Start of Supplied records

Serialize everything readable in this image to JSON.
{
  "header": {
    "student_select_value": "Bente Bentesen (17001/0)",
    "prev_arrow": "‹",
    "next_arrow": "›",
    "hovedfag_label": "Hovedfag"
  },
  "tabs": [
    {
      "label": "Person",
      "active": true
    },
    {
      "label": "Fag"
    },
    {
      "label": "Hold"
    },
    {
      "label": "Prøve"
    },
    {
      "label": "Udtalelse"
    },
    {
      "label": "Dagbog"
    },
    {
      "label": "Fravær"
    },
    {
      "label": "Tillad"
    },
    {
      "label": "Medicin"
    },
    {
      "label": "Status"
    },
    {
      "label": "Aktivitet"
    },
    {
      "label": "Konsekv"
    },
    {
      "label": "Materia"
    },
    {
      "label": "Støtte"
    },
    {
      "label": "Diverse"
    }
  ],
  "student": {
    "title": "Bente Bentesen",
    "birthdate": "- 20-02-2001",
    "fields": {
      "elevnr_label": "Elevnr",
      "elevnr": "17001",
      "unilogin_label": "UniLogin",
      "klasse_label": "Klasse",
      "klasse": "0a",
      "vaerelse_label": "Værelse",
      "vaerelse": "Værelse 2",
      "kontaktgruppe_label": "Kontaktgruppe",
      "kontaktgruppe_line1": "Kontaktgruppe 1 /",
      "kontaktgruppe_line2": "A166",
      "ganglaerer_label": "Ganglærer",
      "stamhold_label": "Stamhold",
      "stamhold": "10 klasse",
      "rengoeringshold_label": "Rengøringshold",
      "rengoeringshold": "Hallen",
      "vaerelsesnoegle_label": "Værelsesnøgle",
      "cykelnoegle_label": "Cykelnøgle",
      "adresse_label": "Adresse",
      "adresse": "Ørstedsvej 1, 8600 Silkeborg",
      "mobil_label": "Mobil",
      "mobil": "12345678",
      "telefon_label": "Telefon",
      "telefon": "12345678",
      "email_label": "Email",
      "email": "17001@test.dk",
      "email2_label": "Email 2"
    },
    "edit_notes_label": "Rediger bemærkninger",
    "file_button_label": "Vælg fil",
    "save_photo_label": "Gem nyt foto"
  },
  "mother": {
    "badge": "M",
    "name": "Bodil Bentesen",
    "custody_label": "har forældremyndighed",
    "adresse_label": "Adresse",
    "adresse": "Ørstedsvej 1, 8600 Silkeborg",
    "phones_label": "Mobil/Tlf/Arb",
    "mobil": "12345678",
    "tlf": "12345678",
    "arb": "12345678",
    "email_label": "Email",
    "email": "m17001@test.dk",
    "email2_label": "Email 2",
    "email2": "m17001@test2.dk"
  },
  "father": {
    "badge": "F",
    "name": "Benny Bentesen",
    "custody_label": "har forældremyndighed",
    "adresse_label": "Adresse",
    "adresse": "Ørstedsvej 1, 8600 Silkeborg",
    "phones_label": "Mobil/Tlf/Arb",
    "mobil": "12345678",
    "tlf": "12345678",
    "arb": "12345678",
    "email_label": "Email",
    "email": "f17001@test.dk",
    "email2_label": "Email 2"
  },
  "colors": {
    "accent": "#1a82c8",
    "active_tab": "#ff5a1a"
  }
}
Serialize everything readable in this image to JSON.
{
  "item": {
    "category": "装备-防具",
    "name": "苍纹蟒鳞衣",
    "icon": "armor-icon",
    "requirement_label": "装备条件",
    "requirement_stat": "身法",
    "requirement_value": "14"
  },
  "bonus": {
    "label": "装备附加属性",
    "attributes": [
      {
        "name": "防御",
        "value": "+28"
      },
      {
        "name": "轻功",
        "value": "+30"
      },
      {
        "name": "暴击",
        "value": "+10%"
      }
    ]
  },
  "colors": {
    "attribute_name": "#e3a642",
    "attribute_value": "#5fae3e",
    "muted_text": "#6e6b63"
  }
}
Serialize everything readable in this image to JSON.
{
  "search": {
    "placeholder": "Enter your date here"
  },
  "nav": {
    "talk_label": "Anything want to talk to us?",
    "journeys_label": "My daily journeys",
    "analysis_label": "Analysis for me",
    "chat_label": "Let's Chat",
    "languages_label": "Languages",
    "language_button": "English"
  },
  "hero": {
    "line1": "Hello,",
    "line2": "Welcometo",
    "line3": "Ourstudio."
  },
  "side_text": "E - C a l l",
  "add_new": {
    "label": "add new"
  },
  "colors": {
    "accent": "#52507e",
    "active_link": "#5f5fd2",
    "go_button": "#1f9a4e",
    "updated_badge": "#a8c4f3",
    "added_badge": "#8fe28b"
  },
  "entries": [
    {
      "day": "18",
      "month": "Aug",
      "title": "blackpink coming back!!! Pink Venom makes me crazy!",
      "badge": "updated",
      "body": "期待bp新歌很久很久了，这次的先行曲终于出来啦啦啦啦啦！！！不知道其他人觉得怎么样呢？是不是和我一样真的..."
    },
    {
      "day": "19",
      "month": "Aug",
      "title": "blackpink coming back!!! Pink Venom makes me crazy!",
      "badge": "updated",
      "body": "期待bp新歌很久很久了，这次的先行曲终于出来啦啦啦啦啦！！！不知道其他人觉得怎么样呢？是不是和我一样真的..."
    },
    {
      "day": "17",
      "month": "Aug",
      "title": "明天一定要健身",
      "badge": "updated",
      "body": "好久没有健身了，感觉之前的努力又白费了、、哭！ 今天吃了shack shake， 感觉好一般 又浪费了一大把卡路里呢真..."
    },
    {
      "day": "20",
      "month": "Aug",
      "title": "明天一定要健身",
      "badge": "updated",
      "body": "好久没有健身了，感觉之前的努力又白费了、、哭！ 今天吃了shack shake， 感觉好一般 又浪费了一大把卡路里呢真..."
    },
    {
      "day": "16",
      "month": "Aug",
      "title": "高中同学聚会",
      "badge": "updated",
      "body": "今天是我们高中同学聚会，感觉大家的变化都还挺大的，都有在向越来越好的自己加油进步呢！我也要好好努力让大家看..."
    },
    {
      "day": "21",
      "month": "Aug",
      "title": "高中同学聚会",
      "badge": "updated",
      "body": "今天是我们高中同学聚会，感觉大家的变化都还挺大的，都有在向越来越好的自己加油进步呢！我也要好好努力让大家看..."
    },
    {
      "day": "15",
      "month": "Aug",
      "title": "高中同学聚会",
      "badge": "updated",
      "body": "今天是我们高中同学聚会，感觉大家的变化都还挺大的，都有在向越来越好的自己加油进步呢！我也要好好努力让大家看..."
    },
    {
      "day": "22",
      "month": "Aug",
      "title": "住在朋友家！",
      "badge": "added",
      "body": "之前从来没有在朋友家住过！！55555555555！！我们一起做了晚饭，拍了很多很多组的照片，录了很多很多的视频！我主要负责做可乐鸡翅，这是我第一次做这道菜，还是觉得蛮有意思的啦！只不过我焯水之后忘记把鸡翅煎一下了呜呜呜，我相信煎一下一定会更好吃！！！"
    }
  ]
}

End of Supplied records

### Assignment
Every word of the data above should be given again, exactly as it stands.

### Answer below
Serialize everything readable in this image to JSON.
{
  "header": {
    "student_select_value": "Bente Bentesen (17001/0)",
    "prev_arrow": "‹",
    "next_arrow": "›",
    "hovedfag_label": "Hovedfag"
  },
  "tabs": [
    {
      "label": "Person",
      "active": true
    },
    {
      "label": "Fag"
    },
    {
      "label": "Hold"
    },
    {
      "label": "Prøve"
    },
    {
      "label": "Udtalelse"
    },
    {
      "label": "Dagbog"
    },
    {
      "label": "Fravær"
    },
    {
      "label": "Tillad"
    },
    {
      "label": "Medicin"
    },
    {
      "label": "Status"
    },
    {
      "label": "Aktivitet"
    },
    {
      "label": "Konsekv"
    },
    {
      "label": "Materia"
    },
    {
      "label": "Støtte"
    },
    {
      "label": "Diverse"
    }
  ],
  "student": {
    "title": "Bente Bentesen",
    "birthdate": "- 20-02-2001",
    "fields": {
      "elevnr_label": "Elevnr",
      "elevnr": "17001",
      "unilogin_label": "UniLogin",
      "klasse_label": "Klasse",
      "klasse": "0a",
      "vaerelse_label": "Værelse",
      "vaerelse": "Værelse 2",
      "kontaktgruppe_label": "Kontaktgruppe",
      "kontaktgruppe_line1": "Kontaktgruppe 1 /",
      "kontaktgruppe_line2": "A166",
      "ganglaerer_label": "Ganglærer",
      "stamhold_label": "Stamhold",
      "stamhold": "10 klasse",
      "rengoeringshold_label": "Rengøringshold",
      "rengoeringshold": "Hallen",
      "vaerelsesnoegle_label": "Værelsesnøgle",
      "cykelnoegle_label": "Cykelnøgle",
      "adresse_label": "Adresse",
      "adresse": "Ørstedsvej 1, 8600 Silkeborg",
      "mobil_label": "Mobil",
      "mobil": "12345678",
      "telefon_label": "Telefon",
      "telefon": "12345678",
      "email_label": "Email",
      "email": "17001@test.dk",
      "email2_label": "Email 2"
    },
    "edit_notes_label": "Rediger bemærkninger",
    "file_button_label": "Vælg fil",
    "save_photo_label": "Gem nyt foto"
  },
  "mother": {
    "badge": "M",
    "name": "Bodil Bentesen",
    "custody_label": "har forældremyndighed",
    "adresse_label": "Adresse",
    "adresse": "Ørstedsvej 1, 8600 Silkeborg",
    "phones_label": "Mobil/Tlf/Arb",
    "mobil": "12345678",
    "tlf": "12345678",
    "arb": "12345678",
    "email_label": "Email",
    "email": "m17001@test.dk",
    "email2_label": "Email 2",
    "email2": "m17001@test2.dk"
  },
  "father": {
    "badge": "F",
    "name": "Benny Bentesen",
    "custody_label": "har forældremyndighed",
    "adresse_label": "Adresse",
    "adresse": "Ørstedsvej 1, 8600 Silkeborg",
    "phones_label": "Mobil/Tlf/Arb",
    "mobil": "12345678",
    "tlf": "12345678",
    "arb": "12345678",
    "email_label": "Email",
    "email": "f17001@test.dk",
    "email2_label": "Email 2"
  },
  "colors": {
    "accent": "#1a82c8",
    "active_tab": "#ff5a1a"
  }
}
Serialize everything readable in this image to JSON.
{
  "item": {
    "category": "装备-防具",
    "name": "苍纹蟒鳞衣",
    "icon": "armor-icon",
    "requirement_label": "装备条件",
    "requirement_stat": "身法",
    "requirement_value": "14"
  },
  "bonus": {
    "label": "装备附加属性",
    "attributes": [
      {
        "name": "防御",
        "value": "+28"
      },
      {
        "name": "轻功",
        "value": "+30"
      },
      {
        "name": "暴击",
        "value": "+10%"
      }
    ]
  },
  "colors": {
    "attribute_name": "#e3a642",
    "attribute_value": "#5fae3e",
    "muted_text": "#6e6b63"
  }
}
Serialize everything readable in this image to JSON.
{
  "search": {
    "placeholder": "Enter your date here"
  },
  "nav": {
    "talk_label": "Anything want to talk to us?",
    "journeys_label": "My daily journeys",
    "analysis_label": "Analysis for me",
    "chat_label": "Let's Chat",
    "languages_label": "Languages",
    "language_button": "English"
  },
  "hero": {
    "line1": "Hello,",
    "line2": "Welcometo",
    "line3": "Ourstudio."
  },
  "side_text": "E - C a l l",
  "add_new": {
    "label": "add new"
  },
  "colors": {
    "accent": "#52507e",
    "active_link": "#5f5fd2",
    "go_button": "#1f9a4e",
    "updated_badge": "#a8c4f3",
    "added_badge": "#8fe28b"
  },
  "entries": [
    {
      "day": "18",
      "month": "Aug",
      "title": "blackpink coming back!!! Pink Venom makes me crazy!",
      "badge": "updated",
      "body": "期待bp新歌很久很久了，这次的先行曲终于出来啦啦啦啦啦！！！不知道其他人觉得怎么样呢？是不是和我一样真的..."
    },
    {
      "day": "19",
      "month": "Aug",
      "title": "blackpink coming back!!! Pink Venom makes me crazy!",
      "badge": "updated",
      "body": "期待bp新歌很久很久了，这次的先行曲终于出来啦啦啦啦啦！！！不知道其他人觉得怎么样呢？是不是和我一样真的..."
    },
    {
      "day": "17",
      "month": "Aug",
      "title": "明天一定要健身",
      "badge": "updated",
      "body": "好久没有健身了，感觉之前的努力又白费了、、哭！ 今天吃了shack shake， 感觉好一般 又浪费了一大把卡路里呢真..."
    },
    {
      "day": "20",
      "month": "Aug",
      "title": "明天一定要健身",
      "badge": "updated",
      "body": "好久没有健身了，感觉之前的努力又白费了、、哭！ 今天吃了shack shake， 感觉好一般 又浪费了一大把卡路里呢真..."
    },
    {
      "day": "16",
      "month": "Aug",
      "title": "高中同学聚会",
      "badge": "updated",
      "body": "今天是我们高中同学聚会，感觉大家的变化都还挺大的，都有在向越来越好的自己加油进步呢！我也要好好努力让大家看..."
    },
    {
      "day": "21",
      "month": "Aug",
      "title": "高中同学聚会",
      "badge": "updated",
      "body": "今天是我们高中同学聚会，感觉大家的变化都还挺大的，都有在向越来越好的自己加油进步呢！我也要好好努力让大家看..."
    },
    {
      "day": "15",
      "month": "Aug",
      "title": "高中同学聚会",
      "badge": "updated",
      "body": "今天是我们高中同学聚会，感觉大家的变化都还挺大的，都有在向越来越好的自己加油进步呢！我也要好好努力让大家看..."
    },
    {
      "day": "22",
      "month": "Aug",
      "title": "住在朋友家！",
      "badge": "added",
      "body": "之前从来没有在朋友家住过！！55555555555！！我们一起做了晚饭，拍了很多很多组的照片，录了很多很多的视频！我主要负责做可乐鸡翅，这是我第一次做这道菜，还是觉得蛮有意思的啦！只不过我焯水之后忘记把鸡翅煎一下了呜呜呜，我相信煎一下一定会更好吃！！！"
    }
  ]
}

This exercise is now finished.